* **Input material**
____

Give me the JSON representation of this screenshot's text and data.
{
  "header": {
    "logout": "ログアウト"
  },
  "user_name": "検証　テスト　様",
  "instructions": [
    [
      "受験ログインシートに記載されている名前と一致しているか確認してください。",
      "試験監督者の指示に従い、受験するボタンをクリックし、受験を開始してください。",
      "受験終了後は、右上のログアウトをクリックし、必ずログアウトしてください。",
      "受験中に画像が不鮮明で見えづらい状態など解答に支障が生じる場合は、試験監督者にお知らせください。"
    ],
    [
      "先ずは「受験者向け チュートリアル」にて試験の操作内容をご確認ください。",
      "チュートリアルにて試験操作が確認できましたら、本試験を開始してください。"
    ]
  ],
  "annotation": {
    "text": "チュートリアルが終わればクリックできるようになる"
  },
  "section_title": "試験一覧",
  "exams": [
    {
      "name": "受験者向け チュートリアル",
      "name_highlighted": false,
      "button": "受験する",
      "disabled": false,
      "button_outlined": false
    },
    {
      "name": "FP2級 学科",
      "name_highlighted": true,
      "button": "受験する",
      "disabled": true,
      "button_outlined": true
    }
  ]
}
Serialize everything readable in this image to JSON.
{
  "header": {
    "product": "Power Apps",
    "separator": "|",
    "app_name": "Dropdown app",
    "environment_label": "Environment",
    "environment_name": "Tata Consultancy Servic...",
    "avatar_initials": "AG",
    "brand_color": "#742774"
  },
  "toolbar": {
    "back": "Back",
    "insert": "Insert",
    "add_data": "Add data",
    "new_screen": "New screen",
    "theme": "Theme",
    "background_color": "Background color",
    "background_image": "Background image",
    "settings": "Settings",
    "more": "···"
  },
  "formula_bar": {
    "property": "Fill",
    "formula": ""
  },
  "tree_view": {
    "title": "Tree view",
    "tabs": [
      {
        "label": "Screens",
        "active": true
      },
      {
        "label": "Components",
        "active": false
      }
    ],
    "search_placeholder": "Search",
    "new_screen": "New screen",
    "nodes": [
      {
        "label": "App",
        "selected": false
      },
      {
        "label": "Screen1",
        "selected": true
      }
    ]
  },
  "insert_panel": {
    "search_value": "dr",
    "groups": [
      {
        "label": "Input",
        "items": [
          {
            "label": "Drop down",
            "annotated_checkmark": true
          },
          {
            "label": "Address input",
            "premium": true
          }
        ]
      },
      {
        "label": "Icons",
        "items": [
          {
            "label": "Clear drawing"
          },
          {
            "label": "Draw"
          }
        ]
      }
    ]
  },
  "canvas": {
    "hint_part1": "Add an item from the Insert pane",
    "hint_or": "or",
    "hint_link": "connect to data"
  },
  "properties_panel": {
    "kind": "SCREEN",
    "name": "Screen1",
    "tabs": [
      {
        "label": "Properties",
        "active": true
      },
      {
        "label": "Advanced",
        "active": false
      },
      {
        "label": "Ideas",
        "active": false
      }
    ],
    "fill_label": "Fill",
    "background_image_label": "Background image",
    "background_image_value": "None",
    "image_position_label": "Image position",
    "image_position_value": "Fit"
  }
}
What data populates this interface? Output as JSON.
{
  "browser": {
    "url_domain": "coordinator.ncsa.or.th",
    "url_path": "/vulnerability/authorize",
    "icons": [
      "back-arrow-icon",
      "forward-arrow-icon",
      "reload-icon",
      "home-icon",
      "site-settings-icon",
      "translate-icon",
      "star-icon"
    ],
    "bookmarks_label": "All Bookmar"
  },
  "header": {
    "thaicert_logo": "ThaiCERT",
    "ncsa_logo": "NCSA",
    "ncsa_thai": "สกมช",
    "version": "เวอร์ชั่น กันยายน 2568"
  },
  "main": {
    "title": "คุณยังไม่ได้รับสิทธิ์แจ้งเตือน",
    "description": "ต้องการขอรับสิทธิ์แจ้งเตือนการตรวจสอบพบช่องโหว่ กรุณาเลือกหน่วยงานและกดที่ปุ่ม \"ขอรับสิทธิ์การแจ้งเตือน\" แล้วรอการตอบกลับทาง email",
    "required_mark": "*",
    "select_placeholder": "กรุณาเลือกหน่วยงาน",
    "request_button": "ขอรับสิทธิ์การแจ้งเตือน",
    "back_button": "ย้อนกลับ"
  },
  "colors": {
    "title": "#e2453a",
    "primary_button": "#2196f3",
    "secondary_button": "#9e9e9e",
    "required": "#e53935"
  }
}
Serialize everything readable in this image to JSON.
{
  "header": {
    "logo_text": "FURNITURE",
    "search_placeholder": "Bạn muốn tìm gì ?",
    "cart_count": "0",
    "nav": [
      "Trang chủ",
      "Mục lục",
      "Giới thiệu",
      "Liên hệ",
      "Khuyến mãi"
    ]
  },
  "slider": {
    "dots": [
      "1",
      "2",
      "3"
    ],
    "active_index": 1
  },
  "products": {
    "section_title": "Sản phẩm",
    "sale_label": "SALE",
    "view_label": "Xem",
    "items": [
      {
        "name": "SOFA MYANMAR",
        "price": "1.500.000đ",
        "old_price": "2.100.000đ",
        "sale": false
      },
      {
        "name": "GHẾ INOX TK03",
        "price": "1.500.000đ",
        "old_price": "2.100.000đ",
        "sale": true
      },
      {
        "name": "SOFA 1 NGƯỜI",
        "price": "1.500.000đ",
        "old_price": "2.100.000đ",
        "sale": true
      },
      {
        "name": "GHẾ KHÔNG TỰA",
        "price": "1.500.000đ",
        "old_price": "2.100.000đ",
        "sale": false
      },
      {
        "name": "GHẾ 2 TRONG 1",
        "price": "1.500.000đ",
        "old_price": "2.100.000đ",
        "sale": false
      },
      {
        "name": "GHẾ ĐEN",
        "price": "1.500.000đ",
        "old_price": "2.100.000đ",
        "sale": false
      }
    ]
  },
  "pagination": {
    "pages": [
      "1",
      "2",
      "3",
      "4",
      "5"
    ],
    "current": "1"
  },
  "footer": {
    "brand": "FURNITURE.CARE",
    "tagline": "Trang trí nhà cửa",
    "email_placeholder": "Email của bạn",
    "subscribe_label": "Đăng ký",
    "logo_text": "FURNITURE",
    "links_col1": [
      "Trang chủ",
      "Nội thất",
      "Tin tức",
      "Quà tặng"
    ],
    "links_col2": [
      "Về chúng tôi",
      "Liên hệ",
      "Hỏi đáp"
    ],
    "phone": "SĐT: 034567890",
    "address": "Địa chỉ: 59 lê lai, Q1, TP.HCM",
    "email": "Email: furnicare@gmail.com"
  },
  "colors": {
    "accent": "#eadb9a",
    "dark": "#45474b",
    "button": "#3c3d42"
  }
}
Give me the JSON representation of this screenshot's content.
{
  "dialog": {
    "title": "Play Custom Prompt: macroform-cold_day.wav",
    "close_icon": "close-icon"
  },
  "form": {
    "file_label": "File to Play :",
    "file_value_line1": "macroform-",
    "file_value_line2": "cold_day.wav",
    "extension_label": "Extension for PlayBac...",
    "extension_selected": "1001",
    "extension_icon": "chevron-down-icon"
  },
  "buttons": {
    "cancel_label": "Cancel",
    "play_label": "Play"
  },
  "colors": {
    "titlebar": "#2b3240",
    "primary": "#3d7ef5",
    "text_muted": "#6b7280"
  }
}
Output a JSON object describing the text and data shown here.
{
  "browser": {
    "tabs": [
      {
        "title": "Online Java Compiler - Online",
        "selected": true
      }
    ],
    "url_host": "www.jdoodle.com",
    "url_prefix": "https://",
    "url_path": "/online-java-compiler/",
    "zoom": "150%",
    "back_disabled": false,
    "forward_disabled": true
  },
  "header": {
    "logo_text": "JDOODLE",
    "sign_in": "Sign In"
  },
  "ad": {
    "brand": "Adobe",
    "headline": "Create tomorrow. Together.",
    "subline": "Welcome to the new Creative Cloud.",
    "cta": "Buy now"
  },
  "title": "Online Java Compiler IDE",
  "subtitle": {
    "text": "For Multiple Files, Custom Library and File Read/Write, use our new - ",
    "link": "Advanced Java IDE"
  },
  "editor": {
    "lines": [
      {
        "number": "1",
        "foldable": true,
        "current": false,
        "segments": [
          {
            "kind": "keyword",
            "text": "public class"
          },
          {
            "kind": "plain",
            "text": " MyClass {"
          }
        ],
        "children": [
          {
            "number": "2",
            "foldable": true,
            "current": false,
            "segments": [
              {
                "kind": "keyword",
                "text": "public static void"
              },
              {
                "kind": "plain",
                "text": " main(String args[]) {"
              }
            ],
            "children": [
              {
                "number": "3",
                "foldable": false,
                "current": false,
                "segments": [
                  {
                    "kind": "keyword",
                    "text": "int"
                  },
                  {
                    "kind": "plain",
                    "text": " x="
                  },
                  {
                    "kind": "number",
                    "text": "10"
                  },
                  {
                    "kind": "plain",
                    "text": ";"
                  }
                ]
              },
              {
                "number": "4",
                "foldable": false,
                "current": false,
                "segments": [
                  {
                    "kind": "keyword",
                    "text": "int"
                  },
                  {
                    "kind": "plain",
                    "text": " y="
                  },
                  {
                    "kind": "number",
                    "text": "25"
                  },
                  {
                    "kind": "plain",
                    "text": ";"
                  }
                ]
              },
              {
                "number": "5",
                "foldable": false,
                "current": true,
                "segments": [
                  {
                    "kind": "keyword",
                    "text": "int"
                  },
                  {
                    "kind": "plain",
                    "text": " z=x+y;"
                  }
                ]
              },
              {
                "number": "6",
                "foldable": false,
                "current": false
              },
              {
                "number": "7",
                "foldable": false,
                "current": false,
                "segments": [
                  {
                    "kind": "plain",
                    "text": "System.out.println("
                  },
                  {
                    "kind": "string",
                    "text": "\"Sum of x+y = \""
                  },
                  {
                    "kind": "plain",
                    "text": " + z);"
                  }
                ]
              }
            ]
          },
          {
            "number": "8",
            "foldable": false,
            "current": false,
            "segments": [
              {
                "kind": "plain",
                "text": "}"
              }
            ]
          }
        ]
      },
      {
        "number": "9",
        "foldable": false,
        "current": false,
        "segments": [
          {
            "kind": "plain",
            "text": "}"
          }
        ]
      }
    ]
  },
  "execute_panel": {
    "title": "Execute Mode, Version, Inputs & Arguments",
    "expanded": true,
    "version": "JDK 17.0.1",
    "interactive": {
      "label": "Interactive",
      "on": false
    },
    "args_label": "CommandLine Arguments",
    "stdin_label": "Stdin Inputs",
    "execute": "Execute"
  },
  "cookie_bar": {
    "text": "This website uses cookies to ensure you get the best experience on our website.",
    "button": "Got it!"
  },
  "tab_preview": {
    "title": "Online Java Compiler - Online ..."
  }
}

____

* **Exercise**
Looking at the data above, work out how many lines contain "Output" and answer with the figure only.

* **Answer space**
2